● Exercise directions: Pictures are to be omitted, and every entry below is to be restated exactly.

Dataset records
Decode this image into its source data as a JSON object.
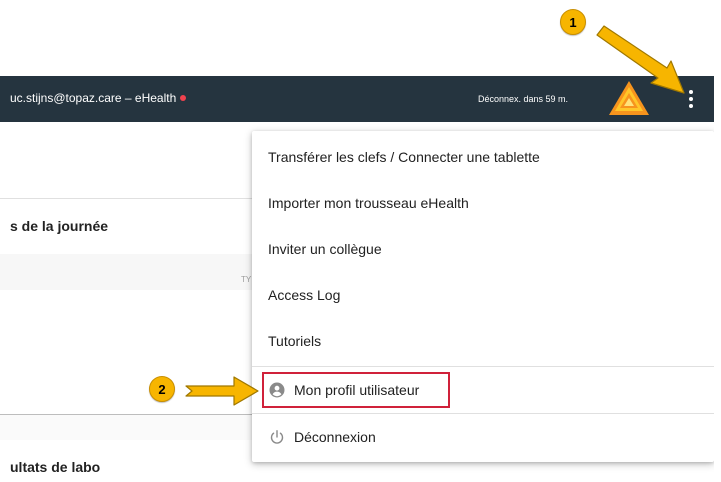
{
  "topbar": {
    "user_label": "uc.stijns@topaz.care – eHealth",
    "session_timeout": "Déconnex. dans 59 m.",
    "logo_icon": "topaz-triangle-logo-icon",
    "menu_icon": "more-vertical-icon",
    "status_color": "#f0424e"
  },
  "background": {
    "day_section_title": "s de la journée",
    "type_column_fragment": "TY",
    "lab_section_title": "ultats de labo"
  },
  "menu": {
    "items": [
      {
        "label": "Transférer les clefs / Connecter une tablette"
      },
      {
        "label": "Importer mon trousseau eHealth"
      },
      {
        "label": "Inviter un collègue"
      },
      {
        "label": "Access Log"
      },
      {
        "label": "Tutoriels"
      },
      {
        "label": "Mon profil utilisateur",
        "icon": "account-circle-icon"
      },
      {
        "label": "Déconnexion",
        "icon": "power-icon"
      }
    ]
  },
  "annotations": {
    "step1": "1",
    "step2": "2",
    "highlight_color": "#d0213a",
    "badge_color": "#f7b500"
  }
}
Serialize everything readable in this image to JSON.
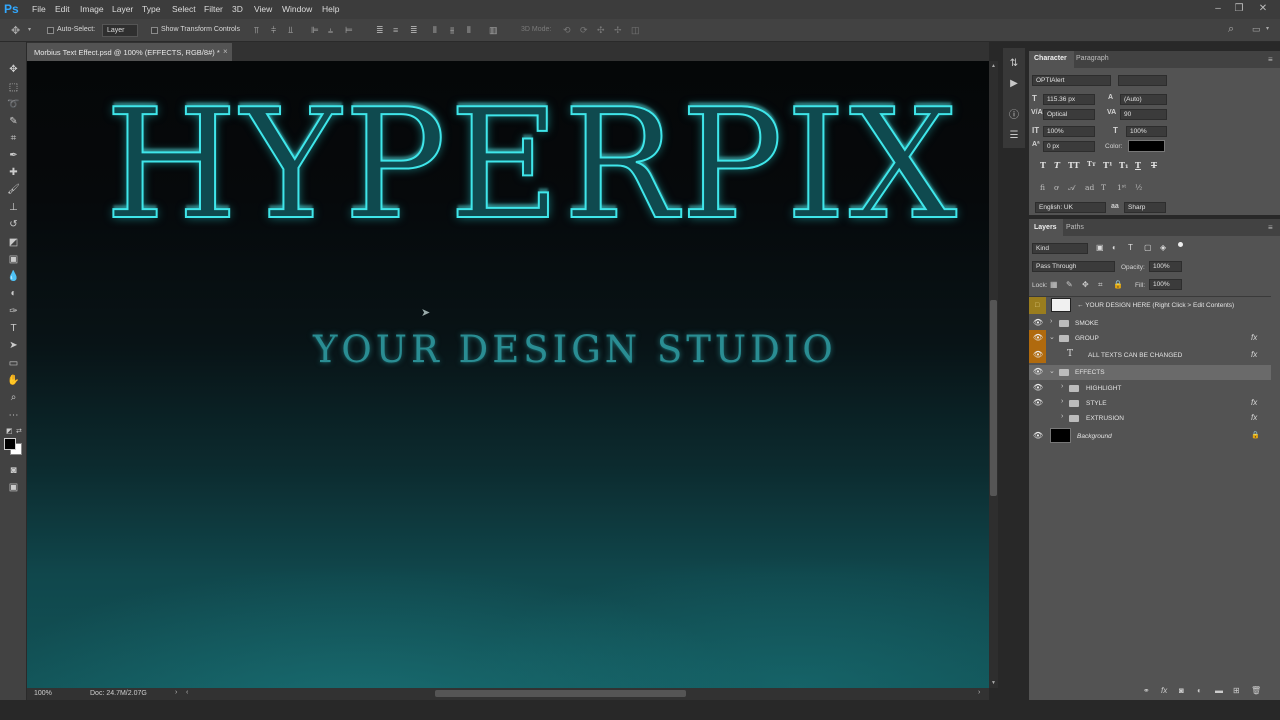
{
  "app": {
    "logo": "Ps"
  },
  "menu": [
    "File",
    "Edit",
    "Image",
    "Layer",
    "Type",
    "Select",
    "Filter",
    "3D",
    "View",
    "Window",
    "Help"
  ],
  "options": {
    "auto_select_label": "Auto-Select:",
    "auto_select_value": "Layer",
    "transform_label": "Show Transform Controls",
    "mode_label": "3D Mode:"
  },
  "document": {
    "tab_title": "Morbius Text Effect.psd @ 100% (EFFECTS, RGB/8#) *",
    "close": "×"
  },
  "canvas": {
    "headline": "HYPERPIX",
    "subtitle": "YOUR DESIGN STUDIO"
  },
  "status": {
    "zoom": "100%",
    "doc": "Doc: 24.7M/2.07G"
  },
  "character": {
    "tabs": [
      "Character",
      "Paragraph"
    ],
    "font_family": "OPTIAlert",
    "font_size": "115.36 px",
    "leading": "(Auto)",
    "kerning": "Optical",
    "tracking": "90",
    "vscale": "100%",
    "hscale": "100%",
    "baseline": "0 px",
    "color_label": "Color:",
    "color_value": "#000000",
    "language": "English: UK",
    "antialias": "Sharp"
  },
  "layers": {
    "tabs": [
      "Layers",
      "Paths"
    ],
    "kind": "Kind",
    "blend": "Pass Through",
    "opacity_label": "Opacity:",
    "opacity": "100%",
    "lock_label": "Lock:",
    "fill_label": "Fill:",
    "fill": "100%",
    "items": [
      {
        "name": "← YOUR DESIGN HERE (Right Click > Edit Contents)"
      },
      {
        "name": "SMOKE"
      },
      {
        "name": "GROUP"
      },
      {
        "name": "ALL TEXTS CAN BE CHANGED"
      },
      {
        "name": "EFFECTS"
      },
      {
        "name": "HIGHLIGHT"
      },
      {
        "name": "STYLE"
      },
      {
        "name": "EXTRUSION"
      },
      {
        "name": "Background"
      }
    ],
    "fx": "fx"
  },
  "colors": {
    "accent": "#3fe6ea",
    "panel": "#535353",
    "highlight": "#b08a2a"
  }
}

● Solution:
Decode this image into its source data as a JSON object.
{
  "topbar": {
    "user_label": "uc.stijns@topaz.care – eHealth",
    "session_timeout": "Déconnex. dans 59 m.",
    "logo_icon": "topaz-triangle-logo-icon",
    "menu_icon": "more-vertical-icon",
    "status_color": "#f0424e"
  },
  "background": {
    "day_section_title": "s de la journée",
    "type_column_fragment": "TY",
    "lab_section_title": "ultats de labo"
  },
  "menu": {
    "items": [
      {
        "label": "Transférer les clefs / Connecter une tablette"
      },
      {
        "label": "Importer mon trousseau eHealth"
      },
      {
        "label": "Inviter un collègue"
      },
      {
        "label": "Access Log"
      },
      {
        "label": "Tutoriels"
      },
      {
        "label": "Mon profil utilisateur",
        "icon": "account-circle-icon"
      },
      {
        "label": "Déconnexion",
        "icon": "power-icon"
      }
    ]
  },
  "annotations": {
    "step1": "1",
    "step2": "2",
    "highlight_color": "#d0213a",
    "badge_color": "#f7b500"
  }
}
Serialize everything readable in this image to JSON.
{
  "app": {
    "logo": "Ps"
  },
  "menu": [
    "File",
    "Edit",
    "Image",
    "Layer",
    "Type",
    "Select",
    "Filter",
    "3D",
    "View",
    "Window",
    "Help"
  ],
  "options": {
    "auto_select_label": "Auto-Select:",
    "auto_select_value": "Layer",
    "transform_label": "Show Transform Controls",
    "mode_label": "3D Mode:"
  },
  "document": {
    "tab_title": "Morbius Text Effect.psd @ 100% (EFFECTS, RGB/8#) *",
    "close": "×"
  },
  "canvas": {
    "headline": "HYPERPIX",
    "subtitle": "YOUR DESIGN STUDIO"
  },
  "status": {
    "zoom": "100%",
    "doc": "Doc: 24.7M/2.07G"
  },
  "character": {
    "tabs": [
      "Character",
      "Paragraph"
    ],
    "font_family": "OPTIAlert",
    "font_size": "115.36 px",
    "leading": "(Auto)",
    "kerning": "Optical",
    "tracking": "90",
    "vscale": "100%",
    "hscale": "100%",
    "baseline": "0 px",
    "color_label": "Color:",
    "color_value": "#000000",
    "language": "English: UK",
    "antialias": "Sharp"
  },
  "layers": {
    "tabs": [
      "Layers",
      "Paths"
    ],
    "kind": "Kind",
    "blend": "Pass Through",
    "opacity_label": "Opacity:",
    "opacity": "100%",
    "lock_label": "Lock:",
    "fill_label": "Fill:",
    "fill": "100%",
    "items": [
      {
        "name": "← YOUR DESIGN HERE (Right Click > Edit Contents)"
      },
      {
        "name": "SMOKE"
      },
      {
        "name": "GROUP"
      },
      {
        "name": "ALL TEXTS CAN BE CHANGED"
      },
      {
        "name": "EFFECTS"
      },
      {
        "name": "HIGHLIGHT"
      },
      {
        "name": "STYLE"
      },
      {
        "name": "EXTRUSION"
      },
      {
        "name": "Background"
      }
    ],
    "fx": "fx"
  },
  "colors": {
    "accent": "#3fe6ea",
    "panel": "#535353",
    "highlight": "#b08a2a"
  }
}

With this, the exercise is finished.